Early bloom will be promoted by cramped root space – even if you want to bed the seedlings directly in the ground, leave each in a four or five-inch pot merely sunk to its rim in the soil.
Pinching out the growing tip will promote bushiness, but at the same time put off that exciting moment when the first blossoms open. You may get around this to some extent by waiting to pinch until a cluster of buds is well defined.
Then carefully remove the growing tip, leaving the buds unharmed. While they develop and give color, the plant will be busy making sideshoots to give more bloom without much delay between flowerings.
If you don’t want to go to the trouble of growing from seeds; or if you have definite color schemes in mind, buy rooted geranium cuttings in the spring.
Usually, you can purchase these locally with the advantages of seeing what you are getting and checking exact flower colors, or you may order them online, or by mail from a specialist who will be able to give you a wonderful selection of varieties in countless flower colors and foliage types.
Quick Tips For Summertime Geranium Care Success
Here is a brief guide to a success with outdoor geranium care in the summertime:
(1) Soil – Use a mixture of three parts garden loam, and one part each of peat moss and sand. Plants will benefit from the addition of a heaping teaspoon of steamed bone meal to each five-inch pot of soil.
In very hot and dry climates, use a mixture of equal parts garden loam and peat moss; it will be more retentive of moisture, and require less frequent watering.
(2) Moisture – Keep geranium soil as evenly moist as possible. Avoid extremes of dryness and wetness.
(3) Light – Geraniums depend on at least four or five hours direct sunlight in the summer for good flower production. They’ll appreciate midday shade in climates where the summer weather is torrid. As a rule, the common garden geranium can tolerate more hot sun than the fancyleaf and ivy types.
(4) Maintenance – During warm weather, feed geraniums in active growth once or twice a month. Use a 5-10-5 or similar ratio to promote heavy flowering.
Spray weekly with an insecticide-fungicide mixture such as that used for roses and other ornamentals. Keep dead blossom clusters and yellowing leaves removed.
(5) Propagation – Six-inch tip cuttings of healthy growth can be taken at any time through the summer.
Taking Geranium Cuttings
This is usually done in August to preserve a collection of geraniums through the winter. Remove lower leaves from the cutting, and insert it to a depth of two inches in moist sand, vermiculite or Perlite. Rooting occurs within eight weeks, and the cutting may then be transplanted to a three-inch pot of regular geranium soil.

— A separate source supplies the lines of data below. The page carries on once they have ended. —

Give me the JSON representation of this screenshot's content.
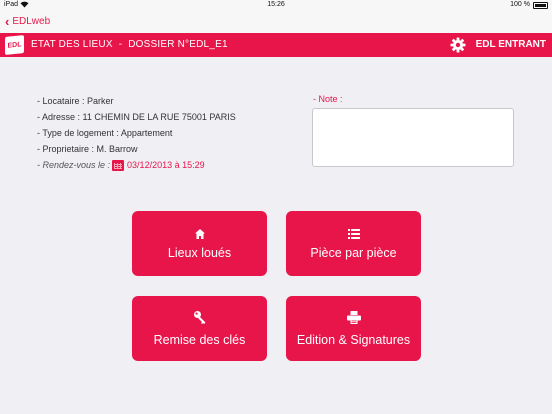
{
  "statusbar": {
    "carrier": "iPad",
    "time": "15:26",
    "battery": "100 %"
  },
  "nav": {
    "back_label": "EDLweb"
  },
  "header": {
    "logo": "EDL",
    "section": "ETAT DES LIEUX",
    "separator": "-",
    "dossier": "DOSSIER N°EDL_E1",
    "mode": "EDL ENTRANT",
    "icons": {
      "settings": "gear-icon"
    }
  },
  "info": {
    "locataire": "- Locataire : Parker",
    "adresse": "- Adresse : 11 CHEMIN DE LA RUE 75001 PARIS",
    "logement": "- Type de logement : Appartement",
    "proprietaire": "- Proprietaire : M. Barrow",
    "rdv_label": "- Rendez-vous le :",
    "rdv_date": "03/12/2013 à 15:29"
  },
  "note": {
    "label": "- Note :",
    "value": ""
  },
  "buttons": {
    "lieux": "Lieux loués",
    "piece": "Pièce par pièce",
    "cles": "Remise des clés",
    "edition": "Edition & Signatures"
  },
  "colors": {
    "accent": "#e8154b",
    "background": "#efeff4"
  }
}
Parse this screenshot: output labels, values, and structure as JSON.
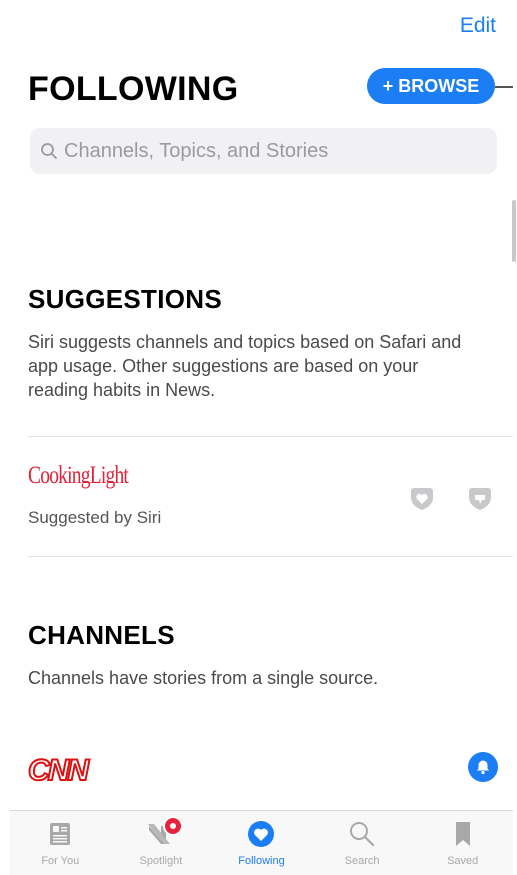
{
  "header": {
    "edit_label": "Edit",
    "title": "FOLLOWING",
    "browse_label": "+ BROWSE"
  },
  "search": {
    "placeholder": "Channels, Topics, and Stories"
  },
  "suggestions": {
    "heading": "SUGGESTIONS",
    "description": "Siri suggests channels and topics based on Safari and app usage. Other suggestions are based on your reading habits in News.",
    "items": [
      {
        "logo_text": "CookingLight",
        "subtitle": "Suggested by Siri"
      }
    ]
  },
  "channels": {
    "heading": "CHANNELS",
    "description": "Channels have stories from a single source.",
    "items": [
      {
        "logo_text": "CNN"
      }
    ]
  },
  "tabs": [
    {
      "label": "For You",
      "icon": "for-you-icon"
    },
    {
      "label": "Spotlight",
      "icon": "spotlight-icon"
    },
    {
      "label": "Following",
      "icon": "following-icon",
      "active": true
    },
    {
      "label": "Search",
      "icon": "search-icon"
    },
    {
      "label": "Saved",
      "icon": "saved-icon"
    }
  ],
  "colors": {
    "accent": "#1b7ef5",
    "badge": "#e8223c",
    "cooking_light": "#e0233a",
    "cnn": "#dd1111"
  }
}
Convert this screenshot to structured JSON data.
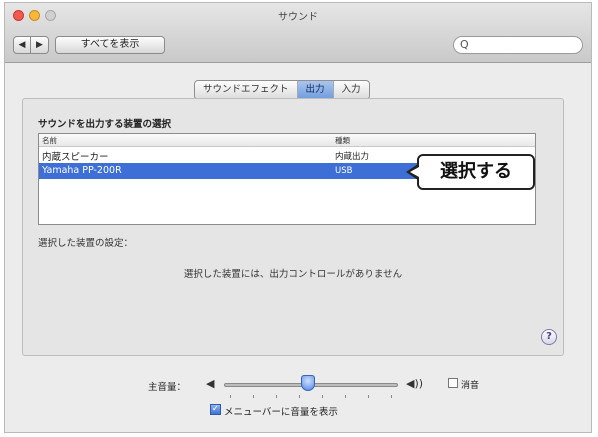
{
  "window": {
    "title": "サウンド"
  },
  "toolbar": {
    "back_symbol": "◀",
    "forward_symbol": "▶",
    "show_all_label": "すべてを表示",
    "search_symbol": "Q",
    "search_value": ""
  },
  "tabs": [
    {
      "label": "サウンドエフェクト",
      "active": false
    },
    {
      "label": "出力",
      "active": true
    },
    {
      "label": "入力",
      "active": false
    }
  ],
  "output": {
    "section_title": "サウンドを出力する装置の選択",
    "columns": [
      "名前",
      "種類"
    ],
    "devices": [
      {
        "name": "内蔵スピーカー",
        "type": "内蔵出力",
        "selected": false
      },
      {
        "name": "Yamaha PP-200R",
        "type": "USB",
        "selected": true
      }
    ],
    "settings_label": "選択した装置の設定：",
    "no_controls_text": "選択した装置には、出力コントロールがありません",
    "help_symbol": "?"
  },
  "annotation": {
    "callout_text": "選択する"
  },
  "volume": {
    "label": "主音量：",
    "low_icon": "◀",
    "high_icon": "◀))",
    "level_fraction": 0.48,
    "mute_label": "消音",
    "mute_checked": false
  },
  "menubar": {
    "show_volume_label": "メニューバーに音量を表示",
    "checked": true,
    "check_symbol": "✓"
  },
  "colors": {
    "selection": "#3d6fd6",
    "accent": "#4f86e3"
  }
}
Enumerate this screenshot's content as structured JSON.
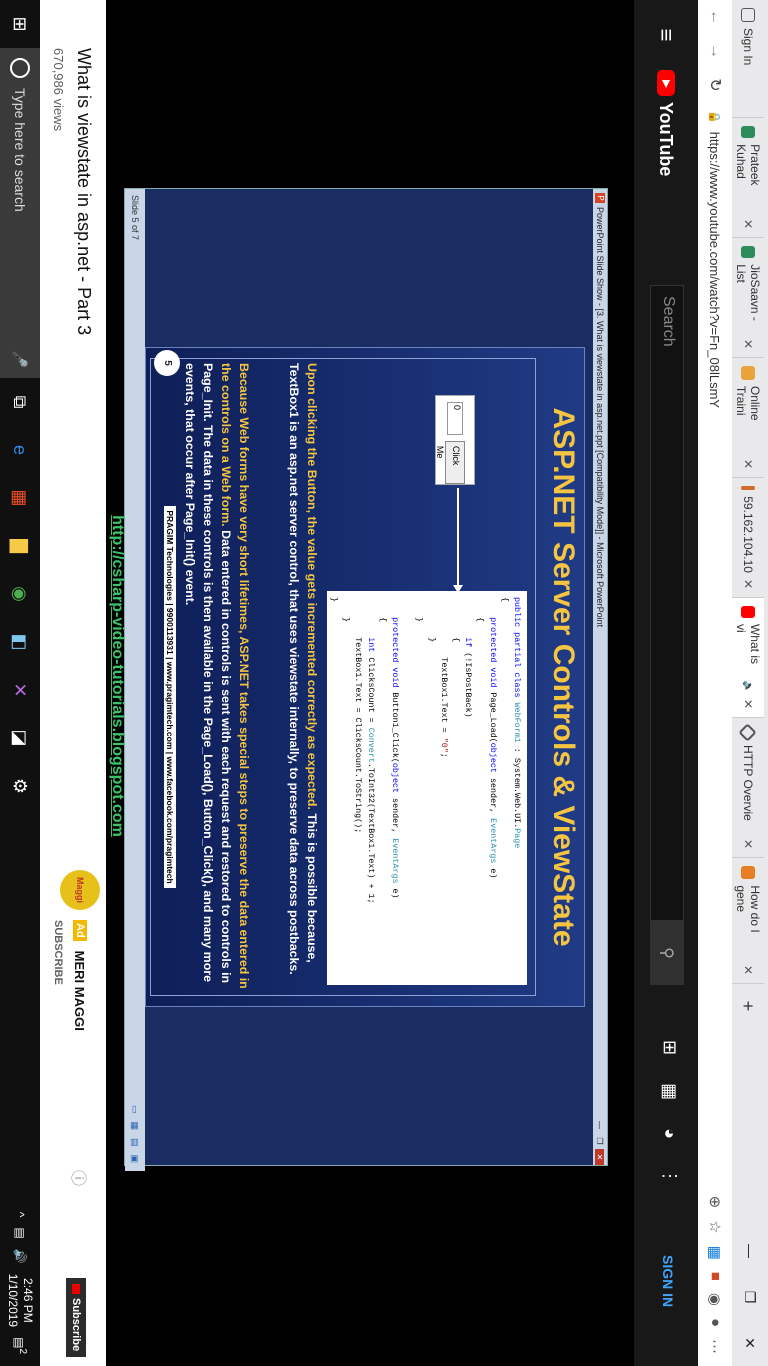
{
  "browser": {
    "tabs": [
      {
        "label": "Sign In",
        "color": "#e9e9eb"
      },
      {
        "label": "Prateek Kuhad",
        "color": "#2c8c5a"
      },
      {
        "label": "JioSaavn - List",
        "color": "#2c8c5a"
      },
      {
        "label": "Online Traini",
        "color": "#e8a33d"
      },
      {
        "label": "59.162.104.10",
        "color": "#d36a2a"
      },
      {
        "label": "What is vi",
        "color": "#f00"
      },
      {
        "label": "HTTP Overvie",
        "color": "#555"
      },
      {
        "label": "How do I gene",
        "color": "#e87f24"
      }
    ],
    "url": "https://www.youtube.com/watch?v=Fn_08lLsmY"
  },
  "youtube": {
    "logo_text": "YouTube",
    "search_placeholder": "Search",
    "sign_in": "SIGN IN"
  },
  "ppt": {
    "window_title": "PowerPoint Slide Show - [3. What is viewstate in asp.net.ppt [Compatibility Mode]] - Microsoft PowerPoint",
    "status": "Slide 5 of 7",
    "slide": {
      "title": "ASP.NET Server Controls & ViewState",
      "textbox_value": "0",
      "button_label": "Click Me",
      "p1_highlight": "Upon clicking the Button, the value gets incremented correctly as expected.",
      "p1_rest": " This is possible because, TextBox1 is an asp.net server control, that uses viewstate internally, to preserve data across postbacks.",
      "p2_highlight": "Because Web forms have very short lifetimes, ASP.NET takes special steps to preserve the data entered in the controls on a Web form.",
      "p2_rest": " Data entered in controls is sent with each request and restored to controls in Page_Init. The data in these controls is then available in the Page_Load(), Button_Click(), and many more events, that occur after Page_Init() event.",
      "number": "5",
      "footer": "PRAGIM Technologies | 9900113931 | www.pragimtech.com | www.facebook.com/pragimtech",
      "link": "http://csharp-video-tutorials.blogspot.com"
    }
  },
  "video": {
    "title": "What is viewstate in asp.net - Part 3",
    "views": "670,986 views"
  },
  "ad": {
    "badge": "Ad",
    "name": "MERI MAGGI",
    "logo": "Maggi",
    "sub": "SUBSCRIBE"
  },
  "subscribe": "Subscribe",
  "taskbar": {
    "search_placeholder": "Type here to search",
    "time": "2:46 PM",
    "date": "1/10/2019",
    "notif": "2"
  }
}
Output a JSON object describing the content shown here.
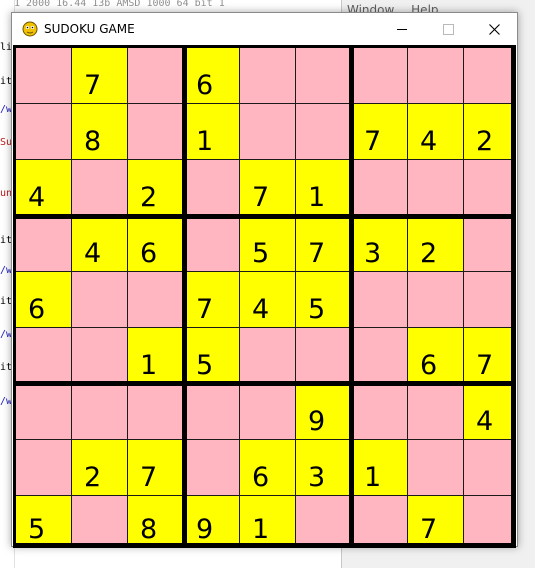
{
  "background": {
    "top_line": "1 2000   16.44 13b AMSD   1000 64 bit 1",
    "left_lines": [
      {
        "text": "li",
        "color": "#000000"
      },
      {
        "text": "it",
        "color": "#000000"
      },
      {
        "text": "/w",
        "color": "#1a1ac0"
      },
      {
        "text": "Su",
        "color": "#c01a1a"
      },
      {
        "text": "un",
        "color": "#c01a1a"
      },
      {
        "text": "it",
        "color": "#000000"
      },
      {
        "text": "/w",
        "color": "#1a1ac0"
      },
      {
        "text": "it",
        "color": "#000000"
      },
      {
        "text": "/w",
        "color": "#1a1ac0"
      },
      {
        "text": "it",
        "color": "#000000"
      },
      {
        "text": "/w",
        "color": "#1a1ac0"
      }
    ],
    "menu": [
      "Window",
      "Help"
    ]
  },
  "window": {
    "title": "SUDOKU GAME",
    "icon": "pygame-snake-icon",
    "buttons": [
      "minimize-icon",
      "maximize-icon",
      "close-icon"
    ]
  },
  "colors": {
    "given": "#ffff00",
    "empty": "#ffb6c1",
    "grid": "#000000"
  },
  "board": [
    [
      0,
      7,
      0,
      6,
      0,
      0,
      0,
      0,
      0
    ],
    [
      0,
      8,
      0,
      1,
      0,
      0,
      7,
      4,
      2
    ],
    [
      4,
      0,
      2,
      0,
      7,
      1,
      0,
      0,
      0
    ],
    [
      0,
      4,
      6,
      0,
      5,
      7,
      3,
      2,
      0
    ],
    [
      6,
      0,
      0,
      7,
      4,
      5,
      0,
      0,
      0
    ],
    [
      0,
      0,
      1,
      5,
      0,
      0,
      0,
      6,
      7
    ],
    [
      0,
      0,
      0,
      0,
      0,
      9,
      0,
      0,
      4
    ],
    [
      0,
      2,
      7,
      0,
      6,
      3,
      1,
      0,
      0
    ],
    [
      5,
      0,
      8,
      9,
      1,
      0,
      0,
      7,
      0
    ]
  ]
}
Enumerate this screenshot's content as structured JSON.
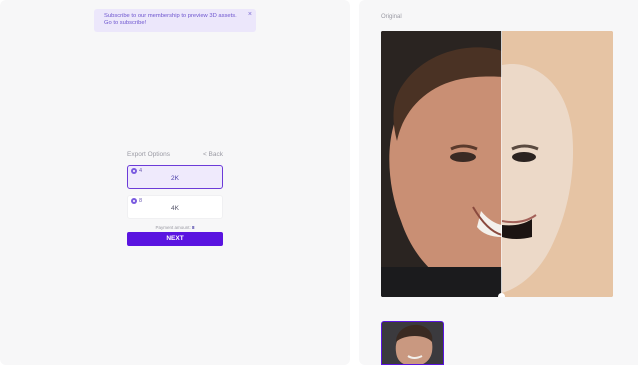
{
  "toast": {
    "line1": "Subscribe to our membership to preview 3D assets.",
    "line2": "Go to subscribe!",
    "close": "×"
  },
  "export": {
    "title": "Export Options",
    "back": "< Back",
    "options": [
      {
        "price": "4",
        "label": "2K",
        "selected": true
      },
      {
        "price": "8",
        "label": "4K",
        "selected": false
      }
    ],
    "payment_label": "Payment amount:",
    "payment_value": "8",
    "next": "NEXT"
  },
  "preview": {
    "label": "Original"
  },
  "colors": {
    "accent": "#5a14e0",
    "toast_bg": "#ece7fb",
    "selected_bg": "#efeafc"
  },
  "icons": [
    "close-icon",
    "coin-icon"
  ]
}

Another way to take geraniums through the winter is to save the old plants. Those which are in pots and tubs require only enough cutting back to make them small enough for the sunny space available indoors.
In the absence of this kind of location, try letting the soil become nearly dry; cut the tops back to a few inches above the soil, and store the plants in this state in at frost-free basement. Be sure that the soil never becomes completely dry through the winter.
In the spring these plants will respond rapidly to warmth and sunlight. When new growth is active, repot to fresh soil and begin to provide more moisture.
To save plants growing directly in the garden, dig them prior to frost, trim back the roots sufficiently to fit them into pots of convenient size, and cut back the tops to within a few inches of the pot rim.
If possible, locate in a sunny, cool location where there is fresh air, otherwise keep in a basement or other frost free place until spring.
Uses Of Geranium Plants
Extracts of the plants are used and turned into geranium essential oils. The geranium oil serve as an holistic treatment for many conditions such as anxiety, hormonal imbalance, acne treatment and reducing inflammation.
Different geranium plant species make a great aromatherapy agent. It also possess effective anti-microbial properties.
Because of its attractive flowers, geranium plants also serve as beautiful ornamental plants. The geranium cantabrigiense, another geranium plant species attracts butterflies making it great for flower gardens.
Images: uwdigitalcollections | Ken Bosma